(Stored items from a collection)

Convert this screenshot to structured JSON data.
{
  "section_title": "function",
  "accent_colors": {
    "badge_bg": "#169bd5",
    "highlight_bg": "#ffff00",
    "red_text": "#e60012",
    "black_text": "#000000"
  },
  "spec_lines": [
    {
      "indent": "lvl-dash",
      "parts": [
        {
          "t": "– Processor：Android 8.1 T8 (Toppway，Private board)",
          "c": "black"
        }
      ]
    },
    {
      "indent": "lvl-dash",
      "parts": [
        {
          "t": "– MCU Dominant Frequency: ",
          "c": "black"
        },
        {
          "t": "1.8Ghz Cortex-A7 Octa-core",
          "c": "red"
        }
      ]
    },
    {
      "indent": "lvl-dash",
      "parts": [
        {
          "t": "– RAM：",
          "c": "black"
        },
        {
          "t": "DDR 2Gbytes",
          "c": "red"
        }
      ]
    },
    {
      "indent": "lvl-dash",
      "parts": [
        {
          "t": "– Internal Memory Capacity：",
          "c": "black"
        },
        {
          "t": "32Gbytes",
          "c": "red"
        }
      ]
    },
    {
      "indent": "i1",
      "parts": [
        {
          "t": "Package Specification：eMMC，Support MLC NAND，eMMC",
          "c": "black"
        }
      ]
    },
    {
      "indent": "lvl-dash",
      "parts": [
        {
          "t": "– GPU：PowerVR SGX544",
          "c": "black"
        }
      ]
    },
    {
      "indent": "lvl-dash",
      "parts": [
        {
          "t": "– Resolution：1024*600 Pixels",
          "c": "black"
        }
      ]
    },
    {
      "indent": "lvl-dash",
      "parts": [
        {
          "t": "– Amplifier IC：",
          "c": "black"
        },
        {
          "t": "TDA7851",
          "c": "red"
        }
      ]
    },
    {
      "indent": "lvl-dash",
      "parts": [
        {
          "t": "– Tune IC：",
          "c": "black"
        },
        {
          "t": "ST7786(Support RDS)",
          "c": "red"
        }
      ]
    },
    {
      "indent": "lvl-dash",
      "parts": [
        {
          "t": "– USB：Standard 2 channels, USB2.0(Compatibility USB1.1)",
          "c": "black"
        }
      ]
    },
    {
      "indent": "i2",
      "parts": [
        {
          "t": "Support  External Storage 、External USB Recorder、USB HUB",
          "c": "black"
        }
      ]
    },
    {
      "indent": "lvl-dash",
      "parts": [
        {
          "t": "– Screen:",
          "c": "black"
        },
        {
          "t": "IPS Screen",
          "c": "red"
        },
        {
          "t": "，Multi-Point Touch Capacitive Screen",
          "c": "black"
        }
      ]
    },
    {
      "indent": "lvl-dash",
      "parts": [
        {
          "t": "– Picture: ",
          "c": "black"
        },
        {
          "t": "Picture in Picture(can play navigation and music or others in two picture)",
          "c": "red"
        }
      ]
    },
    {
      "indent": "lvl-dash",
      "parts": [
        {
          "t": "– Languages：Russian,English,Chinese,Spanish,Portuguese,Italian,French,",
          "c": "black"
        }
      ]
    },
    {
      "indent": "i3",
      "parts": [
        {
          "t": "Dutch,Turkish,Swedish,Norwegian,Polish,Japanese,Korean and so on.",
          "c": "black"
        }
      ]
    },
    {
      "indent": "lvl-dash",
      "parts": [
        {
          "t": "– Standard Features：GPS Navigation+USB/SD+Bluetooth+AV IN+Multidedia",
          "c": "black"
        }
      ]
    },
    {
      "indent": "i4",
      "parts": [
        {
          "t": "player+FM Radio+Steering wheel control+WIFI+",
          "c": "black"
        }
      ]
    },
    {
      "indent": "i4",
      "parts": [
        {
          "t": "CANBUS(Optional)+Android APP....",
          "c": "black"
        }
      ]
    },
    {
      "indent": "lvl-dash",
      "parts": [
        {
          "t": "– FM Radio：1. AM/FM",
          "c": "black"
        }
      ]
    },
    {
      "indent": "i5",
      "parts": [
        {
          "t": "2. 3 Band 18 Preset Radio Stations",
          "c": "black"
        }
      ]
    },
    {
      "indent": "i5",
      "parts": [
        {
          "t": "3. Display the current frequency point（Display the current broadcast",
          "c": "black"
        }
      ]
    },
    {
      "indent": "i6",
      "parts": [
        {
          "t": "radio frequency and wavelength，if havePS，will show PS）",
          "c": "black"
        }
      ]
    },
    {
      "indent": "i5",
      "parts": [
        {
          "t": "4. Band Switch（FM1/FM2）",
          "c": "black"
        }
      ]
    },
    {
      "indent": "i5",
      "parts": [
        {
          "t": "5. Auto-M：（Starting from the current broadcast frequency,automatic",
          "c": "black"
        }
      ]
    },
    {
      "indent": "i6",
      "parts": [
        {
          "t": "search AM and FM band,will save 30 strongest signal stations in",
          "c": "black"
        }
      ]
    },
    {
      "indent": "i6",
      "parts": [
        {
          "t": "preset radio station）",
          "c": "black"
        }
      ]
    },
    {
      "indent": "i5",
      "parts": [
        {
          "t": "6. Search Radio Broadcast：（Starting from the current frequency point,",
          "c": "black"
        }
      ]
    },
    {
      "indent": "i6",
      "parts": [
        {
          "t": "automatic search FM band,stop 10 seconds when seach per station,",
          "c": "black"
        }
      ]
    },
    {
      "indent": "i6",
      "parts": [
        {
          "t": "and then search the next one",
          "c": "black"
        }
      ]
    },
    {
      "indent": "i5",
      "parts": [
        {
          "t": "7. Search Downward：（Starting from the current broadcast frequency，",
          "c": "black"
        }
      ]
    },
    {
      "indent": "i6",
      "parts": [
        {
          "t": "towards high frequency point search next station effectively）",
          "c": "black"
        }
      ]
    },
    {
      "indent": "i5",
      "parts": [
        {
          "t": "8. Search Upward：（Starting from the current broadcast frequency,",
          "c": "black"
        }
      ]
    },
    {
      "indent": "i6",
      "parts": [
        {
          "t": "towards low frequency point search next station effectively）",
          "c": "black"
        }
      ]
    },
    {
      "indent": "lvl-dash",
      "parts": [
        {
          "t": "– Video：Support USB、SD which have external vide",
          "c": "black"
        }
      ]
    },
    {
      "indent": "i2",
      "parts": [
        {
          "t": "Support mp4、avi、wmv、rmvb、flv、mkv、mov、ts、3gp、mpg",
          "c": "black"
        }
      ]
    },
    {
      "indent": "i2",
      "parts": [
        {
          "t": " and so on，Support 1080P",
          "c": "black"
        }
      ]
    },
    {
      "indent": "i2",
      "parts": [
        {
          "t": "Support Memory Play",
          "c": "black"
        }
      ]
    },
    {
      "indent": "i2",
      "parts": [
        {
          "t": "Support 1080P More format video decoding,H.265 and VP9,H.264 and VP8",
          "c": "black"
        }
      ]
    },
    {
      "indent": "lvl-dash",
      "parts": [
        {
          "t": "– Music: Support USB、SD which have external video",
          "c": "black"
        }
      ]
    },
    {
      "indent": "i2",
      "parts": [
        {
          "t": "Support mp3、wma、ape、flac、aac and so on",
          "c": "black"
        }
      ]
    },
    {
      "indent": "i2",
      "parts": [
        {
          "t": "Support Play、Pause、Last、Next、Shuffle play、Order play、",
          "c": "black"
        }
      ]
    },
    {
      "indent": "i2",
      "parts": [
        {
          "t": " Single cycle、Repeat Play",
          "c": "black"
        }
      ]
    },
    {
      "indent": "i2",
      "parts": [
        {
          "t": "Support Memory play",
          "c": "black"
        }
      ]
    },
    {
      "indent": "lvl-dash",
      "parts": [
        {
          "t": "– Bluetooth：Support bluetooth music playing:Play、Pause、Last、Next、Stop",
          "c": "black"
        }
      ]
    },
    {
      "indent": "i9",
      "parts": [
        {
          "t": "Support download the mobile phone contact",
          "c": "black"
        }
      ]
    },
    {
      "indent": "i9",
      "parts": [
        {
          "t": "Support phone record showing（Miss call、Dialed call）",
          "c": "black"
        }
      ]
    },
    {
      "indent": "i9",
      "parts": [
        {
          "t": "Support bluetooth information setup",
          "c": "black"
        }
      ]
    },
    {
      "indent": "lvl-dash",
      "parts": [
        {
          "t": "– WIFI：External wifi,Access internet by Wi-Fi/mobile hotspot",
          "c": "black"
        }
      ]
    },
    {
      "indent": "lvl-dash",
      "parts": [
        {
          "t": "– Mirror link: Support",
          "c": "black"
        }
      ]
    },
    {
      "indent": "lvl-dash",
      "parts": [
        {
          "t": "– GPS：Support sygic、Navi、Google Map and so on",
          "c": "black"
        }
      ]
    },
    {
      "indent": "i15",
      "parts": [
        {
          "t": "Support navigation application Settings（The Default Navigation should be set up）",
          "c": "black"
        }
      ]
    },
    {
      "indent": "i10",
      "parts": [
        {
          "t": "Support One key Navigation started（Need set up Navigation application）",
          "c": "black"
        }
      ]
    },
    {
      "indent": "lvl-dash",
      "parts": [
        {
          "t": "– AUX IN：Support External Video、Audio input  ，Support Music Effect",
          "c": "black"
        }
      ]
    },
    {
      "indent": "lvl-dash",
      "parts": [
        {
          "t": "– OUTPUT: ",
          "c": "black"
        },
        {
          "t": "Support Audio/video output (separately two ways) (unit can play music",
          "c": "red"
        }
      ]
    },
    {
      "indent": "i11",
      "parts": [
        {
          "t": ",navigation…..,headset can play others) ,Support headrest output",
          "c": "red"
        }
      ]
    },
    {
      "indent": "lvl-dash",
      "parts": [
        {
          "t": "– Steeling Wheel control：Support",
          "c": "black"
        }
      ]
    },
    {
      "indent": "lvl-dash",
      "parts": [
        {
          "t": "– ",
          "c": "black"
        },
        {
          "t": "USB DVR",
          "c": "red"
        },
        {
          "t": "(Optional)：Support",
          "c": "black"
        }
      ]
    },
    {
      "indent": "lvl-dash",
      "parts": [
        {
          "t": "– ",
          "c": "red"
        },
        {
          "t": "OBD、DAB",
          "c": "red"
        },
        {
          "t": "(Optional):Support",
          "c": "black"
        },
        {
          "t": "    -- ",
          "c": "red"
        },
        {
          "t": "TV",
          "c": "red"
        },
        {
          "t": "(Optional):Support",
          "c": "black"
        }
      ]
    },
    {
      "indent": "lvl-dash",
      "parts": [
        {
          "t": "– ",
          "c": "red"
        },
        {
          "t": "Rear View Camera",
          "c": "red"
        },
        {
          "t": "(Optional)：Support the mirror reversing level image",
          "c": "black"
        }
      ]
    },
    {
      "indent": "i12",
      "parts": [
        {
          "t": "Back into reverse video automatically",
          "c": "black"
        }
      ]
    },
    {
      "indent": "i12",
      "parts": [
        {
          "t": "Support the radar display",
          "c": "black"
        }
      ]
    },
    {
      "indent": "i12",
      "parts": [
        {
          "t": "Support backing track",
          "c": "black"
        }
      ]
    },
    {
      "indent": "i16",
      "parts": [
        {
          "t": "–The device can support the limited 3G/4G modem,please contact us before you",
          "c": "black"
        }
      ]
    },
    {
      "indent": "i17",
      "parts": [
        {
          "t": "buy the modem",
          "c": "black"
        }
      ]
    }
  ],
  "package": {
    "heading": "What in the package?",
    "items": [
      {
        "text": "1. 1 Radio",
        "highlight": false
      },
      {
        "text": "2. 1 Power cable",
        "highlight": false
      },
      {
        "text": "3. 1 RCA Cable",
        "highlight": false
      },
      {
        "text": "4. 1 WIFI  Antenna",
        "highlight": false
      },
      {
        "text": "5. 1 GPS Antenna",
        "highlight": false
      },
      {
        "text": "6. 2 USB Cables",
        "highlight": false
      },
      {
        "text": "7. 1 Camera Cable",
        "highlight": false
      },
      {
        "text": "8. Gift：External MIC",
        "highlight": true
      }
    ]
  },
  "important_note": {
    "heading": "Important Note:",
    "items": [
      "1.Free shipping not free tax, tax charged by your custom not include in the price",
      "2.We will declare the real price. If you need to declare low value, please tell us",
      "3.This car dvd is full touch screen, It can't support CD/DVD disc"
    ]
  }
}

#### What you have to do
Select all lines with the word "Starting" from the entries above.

#### Answer to the problem
          "t": "5. Auto-M：（Starting from the current broadcast frequency,automatic",
          "t": "6. Search Radio Broadcast：（Starting from the current frequency point,",
          "t": "7. Search Downward：（Starting from the current broadcast frequency，",
          "t": "8. Search Upward：（Starting from the current broadcast frequency,",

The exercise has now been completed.